ABOUT THIS EXERCISE
The complete listing, repeated precisely, must form the answer.

_ _ _ _ _

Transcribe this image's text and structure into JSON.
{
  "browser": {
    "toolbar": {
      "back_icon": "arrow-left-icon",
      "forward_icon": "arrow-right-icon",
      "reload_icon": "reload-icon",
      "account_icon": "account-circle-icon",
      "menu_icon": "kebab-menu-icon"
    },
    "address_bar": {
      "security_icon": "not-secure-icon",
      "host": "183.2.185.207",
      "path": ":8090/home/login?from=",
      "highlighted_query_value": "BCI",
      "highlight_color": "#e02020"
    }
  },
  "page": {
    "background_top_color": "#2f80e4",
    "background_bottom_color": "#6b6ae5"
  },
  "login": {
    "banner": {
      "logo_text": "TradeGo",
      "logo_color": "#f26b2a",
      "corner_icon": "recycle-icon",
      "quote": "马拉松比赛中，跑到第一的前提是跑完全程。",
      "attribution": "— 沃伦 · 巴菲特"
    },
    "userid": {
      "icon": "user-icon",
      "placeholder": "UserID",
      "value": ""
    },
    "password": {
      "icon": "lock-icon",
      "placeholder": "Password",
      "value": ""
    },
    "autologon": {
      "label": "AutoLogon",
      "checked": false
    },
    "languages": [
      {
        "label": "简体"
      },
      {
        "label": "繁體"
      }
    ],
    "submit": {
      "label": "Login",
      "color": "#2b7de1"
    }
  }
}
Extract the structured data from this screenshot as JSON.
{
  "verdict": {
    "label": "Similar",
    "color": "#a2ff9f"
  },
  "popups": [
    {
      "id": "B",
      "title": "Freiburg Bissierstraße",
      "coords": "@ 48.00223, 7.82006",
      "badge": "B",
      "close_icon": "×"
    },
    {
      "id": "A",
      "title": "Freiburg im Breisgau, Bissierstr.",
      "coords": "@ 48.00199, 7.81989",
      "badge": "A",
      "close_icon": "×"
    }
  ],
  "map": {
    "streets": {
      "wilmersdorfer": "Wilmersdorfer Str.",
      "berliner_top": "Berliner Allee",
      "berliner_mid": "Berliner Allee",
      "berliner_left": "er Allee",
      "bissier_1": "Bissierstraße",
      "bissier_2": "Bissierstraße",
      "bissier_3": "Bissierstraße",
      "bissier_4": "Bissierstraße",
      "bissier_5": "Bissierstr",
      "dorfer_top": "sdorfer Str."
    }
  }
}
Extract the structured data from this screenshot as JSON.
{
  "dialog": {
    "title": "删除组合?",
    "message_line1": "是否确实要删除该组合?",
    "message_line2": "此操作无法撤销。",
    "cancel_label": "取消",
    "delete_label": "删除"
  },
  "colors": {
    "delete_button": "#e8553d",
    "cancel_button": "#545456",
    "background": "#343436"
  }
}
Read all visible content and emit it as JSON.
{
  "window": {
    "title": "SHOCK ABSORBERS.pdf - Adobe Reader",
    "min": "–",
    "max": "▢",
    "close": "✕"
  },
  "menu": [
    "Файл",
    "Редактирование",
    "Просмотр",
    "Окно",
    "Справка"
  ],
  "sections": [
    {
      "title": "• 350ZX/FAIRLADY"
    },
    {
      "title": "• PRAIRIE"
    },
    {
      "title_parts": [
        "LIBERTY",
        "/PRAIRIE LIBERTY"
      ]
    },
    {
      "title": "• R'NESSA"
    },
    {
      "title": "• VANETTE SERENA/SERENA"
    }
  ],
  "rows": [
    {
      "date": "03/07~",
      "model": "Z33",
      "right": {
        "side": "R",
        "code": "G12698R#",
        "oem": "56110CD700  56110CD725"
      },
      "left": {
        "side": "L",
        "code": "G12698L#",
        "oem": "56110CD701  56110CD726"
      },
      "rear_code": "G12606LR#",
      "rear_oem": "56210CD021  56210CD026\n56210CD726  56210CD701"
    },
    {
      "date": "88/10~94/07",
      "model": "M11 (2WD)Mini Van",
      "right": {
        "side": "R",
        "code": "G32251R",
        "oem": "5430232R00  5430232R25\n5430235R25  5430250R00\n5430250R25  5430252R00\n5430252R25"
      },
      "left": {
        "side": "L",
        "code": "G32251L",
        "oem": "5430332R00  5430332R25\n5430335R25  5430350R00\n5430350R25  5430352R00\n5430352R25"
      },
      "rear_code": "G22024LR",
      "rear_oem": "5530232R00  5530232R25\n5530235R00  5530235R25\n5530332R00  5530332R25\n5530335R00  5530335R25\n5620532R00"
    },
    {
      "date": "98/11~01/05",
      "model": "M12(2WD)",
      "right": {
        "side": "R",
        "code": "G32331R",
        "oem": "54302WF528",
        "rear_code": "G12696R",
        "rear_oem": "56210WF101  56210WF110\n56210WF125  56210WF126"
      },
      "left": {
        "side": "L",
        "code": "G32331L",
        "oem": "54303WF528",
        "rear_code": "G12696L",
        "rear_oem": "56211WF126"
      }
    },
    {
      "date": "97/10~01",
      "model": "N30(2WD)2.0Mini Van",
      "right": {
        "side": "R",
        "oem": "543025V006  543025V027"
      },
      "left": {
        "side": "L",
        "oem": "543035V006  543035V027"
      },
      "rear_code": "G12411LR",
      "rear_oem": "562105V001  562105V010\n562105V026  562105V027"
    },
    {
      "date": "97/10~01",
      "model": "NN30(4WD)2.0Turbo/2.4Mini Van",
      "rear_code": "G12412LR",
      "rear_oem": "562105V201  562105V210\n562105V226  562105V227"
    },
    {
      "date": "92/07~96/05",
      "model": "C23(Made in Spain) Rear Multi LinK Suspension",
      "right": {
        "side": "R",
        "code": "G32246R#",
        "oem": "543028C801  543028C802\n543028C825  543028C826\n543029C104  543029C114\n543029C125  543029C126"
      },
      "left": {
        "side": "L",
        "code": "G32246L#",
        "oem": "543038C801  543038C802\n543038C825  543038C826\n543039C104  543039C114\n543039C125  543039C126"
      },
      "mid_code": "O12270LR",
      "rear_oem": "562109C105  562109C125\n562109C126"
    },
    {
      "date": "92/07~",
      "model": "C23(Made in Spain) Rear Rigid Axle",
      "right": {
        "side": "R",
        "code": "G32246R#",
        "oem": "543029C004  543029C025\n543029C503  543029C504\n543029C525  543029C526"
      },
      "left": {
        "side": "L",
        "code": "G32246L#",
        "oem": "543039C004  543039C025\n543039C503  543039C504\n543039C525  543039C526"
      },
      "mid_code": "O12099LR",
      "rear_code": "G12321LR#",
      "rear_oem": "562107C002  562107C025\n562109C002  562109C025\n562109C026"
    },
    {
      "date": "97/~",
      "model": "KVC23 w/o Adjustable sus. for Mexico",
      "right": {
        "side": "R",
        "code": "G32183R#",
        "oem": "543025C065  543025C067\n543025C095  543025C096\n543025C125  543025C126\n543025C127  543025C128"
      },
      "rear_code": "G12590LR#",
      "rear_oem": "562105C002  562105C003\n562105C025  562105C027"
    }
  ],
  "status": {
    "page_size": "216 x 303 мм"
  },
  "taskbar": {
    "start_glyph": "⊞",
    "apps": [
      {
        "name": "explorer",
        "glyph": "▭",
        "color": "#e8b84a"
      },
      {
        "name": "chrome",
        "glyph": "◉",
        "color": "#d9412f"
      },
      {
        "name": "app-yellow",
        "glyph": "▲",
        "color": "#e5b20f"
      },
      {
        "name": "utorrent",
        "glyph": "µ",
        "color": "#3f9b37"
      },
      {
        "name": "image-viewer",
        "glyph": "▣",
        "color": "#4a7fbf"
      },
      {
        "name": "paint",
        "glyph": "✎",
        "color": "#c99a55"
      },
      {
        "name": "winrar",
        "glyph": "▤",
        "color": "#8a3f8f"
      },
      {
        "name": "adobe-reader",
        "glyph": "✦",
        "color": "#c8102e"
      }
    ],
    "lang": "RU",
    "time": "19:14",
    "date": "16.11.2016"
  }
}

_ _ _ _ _

SOLUTION
Transcribe this image's text and structure into JSON.
{
  "browser": {
    "toolbar": {
      "back_icon": "arrow-left-icon",
      "forward_icon": "arrow-right-icon",
      "reload_icon": "reload-icon",
      "account_icon": "account-circle-icon",
      "menu_icon": "kebab-menu-icon"
    },
    "address_bar": {
      "security_icon": "not-secure-icon",
      "host": "183.2.185.207",
      "path": ":8090/home/login?from=",
      "highlighted_query_value": "BCI",
      "highlight_color": "#e02020"
    }
  },
  "page": {
    "background_top_color": "#2f80e4",
    "background_bottom_color": "#6b6ae5"
  },
  "login": {
    "banner": {
      "logo_text": "TradeGo",
      "logo_color": "#f26b2a",
      "corner_icon": "recycle-icon",
      "quote": "马拉松比赛中，跑到第一的前提是跑完全程。",
      "attribution": "— 沃伦 · 巴菲特"
    },
    "userid": {
      "icon": "user-icon",
      "placeholder": "UserID",
      "value": ""
    },
    "password": {
      "icon": "lock-icon",
      "placeholder": "Password",
      "value": ""
    },
    "autologon": {
      "label": "AutoLogon",
      "checked": false
    },
    "languages": [
      {
        "label": "简体"
      },
      {
        "label": "繁體"
      }
    ],
    "submit": {
      "label": "Login",
      "color": "#2b7de1"
    }
  }
}
Extract the structured data from this screenshot as JSON.
{
  "verdict": {
    "label": "Similar",
    "color": "#a2ff9f"
  },
  "popups": [
    {
      "id": "B",
      "title": "Freiburg Bissierstraße",
      "coords": "@ 48.00223, 7.82006",
      "badge": "B",
      "close_icon": "×"
    },
    {
      "id": "A",
      "title": "Freiburg im Breisgau, Bissierstr.",
      "coords": "@ 48.00199, 7.81989",
      "badge": "A",
      "close_icon": "×"
    }
  ],
  "map": {
    "streets": {
      "wilmersdorfer": "Wilmersdorfer Str.",
      "berliner_top": "Berliner Allee",
      "berliner_mid": "Berliner Allee",
      "berliner_left": "er Allee",
      "bissier_1": "Bissierstraße",
      "bissier_2": "Bissierstraße",
      "bissier_3": "Bissierstraße",
      "bissier_4": "Bissierstraße",
      "bissier_5": "Bissierstr",
      "dorfer_top": "sdorfer Str."
    }
  }
}
Extract the structured data from this screenshot as JSON.
{
  "dialog": {
    "title": "删除组合?",
    "message_line1": "是否确实要删除该组合?",
    "message_line2": "此操作无法撤销。",
    "cancel_label": "取消",
    "delete_label": "删除"
  },
  "colors": {
    "delete_button": "#e8553d",
    "cancel_button": "#545456",
    "background": "#343436"
  }
}
Read all visible content and emit it as JSON.
{
  "window": {
    "title": "SHOCK ABSORBERS.pdf - Adobe Reader",
    "min": "–",
    "max": "▢",
    "close": "✕"
  },
  "menu": [
    "Файл",
    "Редактирование",
    "Просмотр",
    "Окно",
    "Справка"
  ],
  "sections": [
    {
      "title": "• 350ZX/FAIRLADY"
    },
    {
      "title": "• PRAIRIE"
    },
    {
      "title_parts": [
        "LIBERTY",
        "/PRAIRIE LIBERTY"
      ]
    },
    {
      "title": "• R'NESSA"
    },
    {
      "title": "• VANETTE SERENA/SERENA"
    }
  ],
  "rows": [
    {
      "date": "03/07~",
      "model": "Z33",
      "right": {
        "side": "R",
        "code": "G12698R#",
        "oem": "56110CD700  56110CD725"
      },
      "left": {
        "side": "L",
        "code": "G12698L#",
        "oem": "56110CD701  56110CD726"
      },
      "rear_code": "G12606LR#",
      "rear_oem": "56210CD021  56210CD026\n56210CD726  56210CD701"
    },
    {
      "date": "88/10~94/07",
      "model": "M11 (2WD)Mini Van",
      "right": {
        "side": "R",
        "code": "G32251R",
        "oem": "5430232R00  5430232R25\n5430235R25  5430250R00\n5430250R25  5430252R00\n5430252R25"
      },
      "left": {
        "side": "L",
        "code": "G32251L",
        "oem": "5430332R00  5430332R25\n5430335R25  5430350R00\n5430350R25  5430352R00\n5430352R25"
      },
      "rear_code": "G22024LR",
      "rear_oem": "5530232R00  5530232R25\n5530235R00  5530235R25\n5530332R00  5530332R25\n5530335R00  5530335R25\n5620532R00"
    },
    {
      "date": "98/11~01/05",
      "model": "M12(2WD)",
      "right": {
        "side": "R",
        "code": "G32331R",
        "oem": "54302WF528",
        "rear_code": "G12696R",
        "rear_oem": "56210WF101  56210WF110\n56210WF125  56210WF126"
      },
      "left": {
        "side": "L",
        "code": "G32331L",
        "oem": "54303WF528",
        "rear_code": "G12696L",
        "rear_oem": "56211WF126"
      }
    },
    {
      "date": "97/10~01",
      "model": "N30(2WD)2.0Mini Van",
      "right": {
        "side": "R",
        "oem": "543025V006  543025V027"
      },
      "left": {
        "side": "L",
        "oem": "543035V006  543035V027"
      },
      "rear_code": "G12411LR",
      "rear_oem": "562105V001  562105V010\n562105V026  562105V027"
    },
    {
      "date": "97/10~01",
      "model": "NN30(4WD)2.0Turbo/2.4Mini Van",
      "rear_code": "G12412LR",
      "rear_oem": "562105V201  562105V210\n562105V226  562105V227"
    },
    {
      "date": "92/07~96/05",
      "model": "C23(Made in Spain) Rear Multi LinK Suspension",
      "right": {
        "side": "R",
        "code": "G32246R#",
        "oem": "543028C801  543028C802\n543028C825  543028C826\n543029C104  543029C114\n543029C125  543029C126"
      },
      "left": {
        "side": "L",
        "code": "G32246L#",
        "oem": "543038C801  543038C802\n543038C825  543038C826\n543039C104  543039C114\n543039C125  543039C126"
      },
      "mid_code": "O12270LR",
      "rear_oem": "562109C105  562109C125\n562109C126"
    },
    {
      "date": "92/07~",
      "model": "C23(Made in Spain) Rear Rigid Axle",
      "right": {
        "side": "R",
        "code": "G32246R#",
        "oem": "543029C004  543029C025\n543029C503  543029C504\n543029C525  543029C526"
      },
      "left": {
        "side": "L",
        "code": "G32246L#",
        "oem": "543039C004  543039C025\n543039C503  543039C504\n543039C525  543039C526"
      },
      "mid_code": "O12099LR",
      "rear_code": "G12321LR#",
      "rear_oem": "562107C002  562107C025\n562109C002  562109C025\n562109C026"
    },
    {
      "date": "97/~",
      "model": "KVC23 w/o Adjustable sus. for Mexico",
      "right": {
        "side": "R",
        "code": "G32183R#",
        "oem": "543025C065  543025C067\n543025C095  543025C096\n543025C125  543025C126\n543025C127  543025C128"
      },
      "rear_code": "G12590LR#",
      "rear_oem": "562105C002  562105C003\n562105C025  562105C027"
    }
  ],
  "status": {
    "page_size": "216 x 303 мм"
  },
  "taskbar": {
    "start_glyph": "⊞",
    "apps": [
      {
        "name": "explorer",
        "glyph": "▭",
        "color": "#e8b84a"
      },
      {
        "name": "chrome",
        "glyph": "◉",
        "color": "#d9412f"
      },
      {
        "name": "app-yellow",
        "glyph": "▲",
        "color": "#e5b20f"
      },
      {
        "name": "utorrent",
        "glyph": "µ",
        "color": "#3f9b37"
      },
      {
        "name": "image-viewer",
        "glyph": "▣",
        "color": "#4a7fbf"
      },
      {
        "name": "paint",
        "glyph": "✎",
        "color": "#c99a55"
      },
      {
        "name": "winrar",
        "glyph": "▤",
        "color": "#8a3f8f"
      },
      {
        "name": "adobe-reader",
        "glyph": "✦",
        "color": "#c8102e"
      }
    ],
    "lang": "RU",
    "time": "19:14",
    "date": "16.11.2016"
  }
}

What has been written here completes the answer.